The public debate about the future of Iraq has locked on two options -- partition along confessional-ethnic lines or a unity government. Both proposals have problems. Partition would create several hostile mini-states that are likely to war with each other. A unity government would give Sunnis and Kurds enough of a voice -- and share of the spoils -- to satisfy their expectations, but is not likely to come about. Iraq would be better served, and those who cajole it would be wise to promote, strong autonomy for the country's 19 provinces. If most domestic matters and even some matters of foreign affairs (e.g., trade) are left to each region -- most of which are populated mainly by one of the contesting groups or another -- it will become easier to form a national unity government because the range of issues that will have to be decided by the central government will greatly decline in importance. And the various groups will be more able to satisfy their preferences to govern themselves and, if need be, defend themselves. This is a form of mixing elements of partition (without breaking up Iraq) with some elements of a national unity government, and the best illustration of how it can work can be observed in what has been long taking place in the Kurdish areas. They have been governing themselves, have not supported the insurgency, nor the various terrorist groups, and they have participated in the national government.
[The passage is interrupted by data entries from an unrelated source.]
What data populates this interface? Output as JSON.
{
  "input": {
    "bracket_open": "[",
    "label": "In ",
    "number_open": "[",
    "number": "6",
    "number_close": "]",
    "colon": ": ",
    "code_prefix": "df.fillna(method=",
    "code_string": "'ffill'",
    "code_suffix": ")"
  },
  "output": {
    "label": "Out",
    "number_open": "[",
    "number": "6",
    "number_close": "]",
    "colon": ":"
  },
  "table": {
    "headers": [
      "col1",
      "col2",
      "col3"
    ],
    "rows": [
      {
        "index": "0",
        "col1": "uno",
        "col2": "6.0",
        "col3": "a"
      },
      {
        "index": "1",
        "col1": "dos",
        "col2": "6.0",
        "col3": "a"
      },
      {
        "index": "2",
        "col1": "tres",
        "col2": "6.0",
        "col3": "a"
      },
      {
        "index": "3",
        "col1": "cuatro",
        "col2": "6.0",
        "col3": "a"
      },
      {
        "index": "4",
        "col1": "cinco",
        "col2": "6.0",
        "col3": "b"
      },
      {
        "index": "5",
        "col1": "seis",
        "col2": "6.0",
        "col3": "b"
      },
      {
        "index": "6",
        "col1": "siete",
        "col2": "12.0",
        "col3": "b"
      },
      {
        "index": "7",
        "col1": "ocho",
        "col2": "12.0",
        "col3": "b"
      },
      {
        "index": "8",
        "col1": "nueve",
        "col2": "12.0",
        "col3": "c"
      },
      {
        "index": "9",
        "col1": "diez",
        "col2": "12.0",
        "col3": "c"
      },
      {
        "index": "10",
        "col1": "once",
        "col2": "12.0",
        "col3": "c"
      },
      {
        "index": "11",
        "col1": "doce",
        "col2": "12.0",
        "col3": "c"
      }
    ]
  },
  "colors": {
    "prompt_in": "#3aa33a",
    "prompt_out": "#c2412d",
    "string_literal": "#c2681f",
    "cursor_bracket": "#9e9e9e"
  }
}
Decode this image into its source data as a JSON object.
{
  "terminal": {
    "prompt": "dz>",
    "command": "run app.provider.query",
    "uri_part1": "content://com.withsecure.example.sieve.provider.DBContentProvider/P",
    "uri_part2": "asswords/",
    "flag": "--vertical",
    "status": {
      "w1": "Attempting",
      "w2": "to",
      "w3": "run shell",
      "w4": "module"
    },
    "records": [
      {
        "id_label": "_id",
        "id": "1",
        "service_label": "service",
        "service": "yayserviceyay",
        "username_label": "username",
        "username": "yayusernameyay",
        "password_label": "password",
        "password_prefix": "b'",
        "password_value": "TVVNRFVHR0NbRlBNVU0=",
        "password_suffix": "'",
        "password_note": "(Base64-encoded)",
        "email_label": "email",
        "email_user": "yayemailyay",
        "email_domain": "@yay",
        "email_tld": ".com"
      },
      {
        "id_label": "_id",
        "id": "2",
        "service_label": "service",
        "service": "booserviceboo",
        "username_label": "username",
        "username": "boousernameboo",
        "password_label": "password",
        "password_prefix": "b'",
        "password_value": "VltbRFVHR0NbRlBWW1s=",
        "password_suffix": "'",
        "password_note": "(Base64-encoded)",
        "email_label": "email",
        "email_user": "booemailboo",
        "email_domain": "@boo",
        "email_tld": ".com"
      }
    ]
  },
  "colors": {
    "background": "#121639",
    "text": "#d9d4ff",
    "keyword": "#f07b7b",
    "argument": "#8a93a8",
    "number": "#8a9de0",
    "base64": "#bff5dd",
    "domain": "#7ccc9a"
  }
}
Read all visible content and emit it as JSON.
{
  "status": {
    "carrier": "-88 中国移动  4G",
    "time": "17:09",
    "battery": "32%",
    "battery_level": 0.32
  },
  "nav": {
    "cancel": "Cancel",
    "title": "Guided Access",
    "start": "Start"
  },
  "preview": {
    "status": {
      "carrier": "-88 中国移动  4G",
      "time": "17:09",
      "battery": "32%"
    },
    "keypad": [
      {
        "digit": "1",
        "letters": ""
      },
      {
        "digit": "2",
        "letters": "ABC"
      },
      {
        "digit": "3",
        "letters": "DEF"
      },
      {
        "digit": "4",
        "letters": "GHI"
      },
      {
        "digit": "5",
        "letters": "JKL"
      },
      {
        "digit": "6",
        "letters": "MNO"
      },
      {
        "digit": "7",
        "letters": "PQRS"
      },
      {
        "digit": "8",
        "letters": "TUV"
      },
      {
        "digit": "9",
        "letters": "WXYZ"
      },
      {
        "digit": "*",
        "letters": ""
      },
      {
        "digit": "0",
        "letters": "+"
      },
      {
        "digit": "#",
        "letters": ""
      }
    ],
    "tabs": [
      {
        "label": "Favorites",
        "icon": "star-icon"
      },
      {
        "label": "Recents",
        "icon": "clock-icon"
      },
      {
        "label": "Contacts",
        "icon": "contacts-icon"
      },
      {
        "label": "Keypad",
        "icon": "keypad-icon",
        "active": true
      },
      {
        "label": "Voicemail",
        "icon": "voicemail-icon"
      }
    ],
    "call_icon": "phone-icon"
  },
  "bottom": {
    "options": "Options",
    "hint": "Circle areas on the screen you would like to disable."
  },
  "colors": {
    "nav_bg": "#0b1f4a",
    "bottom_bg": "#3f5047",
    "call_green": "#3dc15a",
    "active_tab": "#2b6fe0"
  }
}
The reasons that the Sunni are extremely unlikely to be satisfied if all they gain is a greater role in national government, but not much more regional autonomy, run far and deep. They have been lording over the Shia for decades and have a hard time accepting that they are now a defeated, minority group. The Shia have, on the other hand, had a hard time letting go of having been abused by the Sunni for decades on end. And, as it is well known, both groups consider each other heretics, each is supported by a different array of foreign powers, ranging from Saudi Arabia and its millions (for the Sunnis) and Iran and its operatives (for the Shia), but, most importantly, is the fact that in any fair and free elections, the Shia are likely to command a majority given Iraq's demographics (roughly 60-65 percent Arab Shia, 15-20 percent Arab Sunni, and 17 percent Kurdish). Thus, even if the Sunnis are allotted whatever is proportionally "theirs," say in terms of the share of oil revenues, they are unlikely to be satisfied. Being able to largely govern themselves in the parts of Iraq in which they remain the majority is much more likely to take the sting out of the fact that, while they were once the governing elite, they are now a national minority. Moreover, there are strong indications that if the Sunnis are allowed much more self-government, they would not tolerate ISIS for long.
True, there is a catch to the idea that what Iraq needs is a much more decentralized federation than it currently is: Baghdad is mixed with both Shia and Sunnis. To separate them into segregated neighborhoods, each with a measure of autonomy (as one may observe in Brussels) would not be easy and may even require some population exchanges. Such a separation may even require additional barriers (critics call them "walls"), which have already worked in Israel to greatly reduce inter-group hostilities, but such a measure raises several issues concerning individual rights. Those who are quick to oppose additional segregation along ethnic and confessional line s- -and who oppose erecting barriers -- should note, first of all, that if peace and nation-building and a brighter future are attained, the barriers can be taken down even more quickly than they can be erected, and integration can occur.
Above all, we should not compare proposed solutions to some ideal state in which the wolf and the lamb will lie together all working for the betterment of Iraq. Rather, proposed solutions should be compared to those at hand. Compared to simple partitioning or unification, an enhanced federalism seems quite promising and realistic.
Of course, the cantonization of Iraq could lead to greater participation among the distinct regions, leading to further division. However, one notes that Iraqis of all stripes have a measure, albeit weak and attenuated, of national loyalty. They realize that the mini-states a partition would fashion would be economically much weaker than Iraq currently is. Hence, although they remember that Iraq was cobbled together by foreigners, they now consider it their own. Polls suggest that, given much more room to govern and protect themselves, they would rather live in a cantonized Iraq than in an Iraq that has been sliced apart.
Amitai Etzioni is a University Professor and Professor of International Relations at The George Washington University.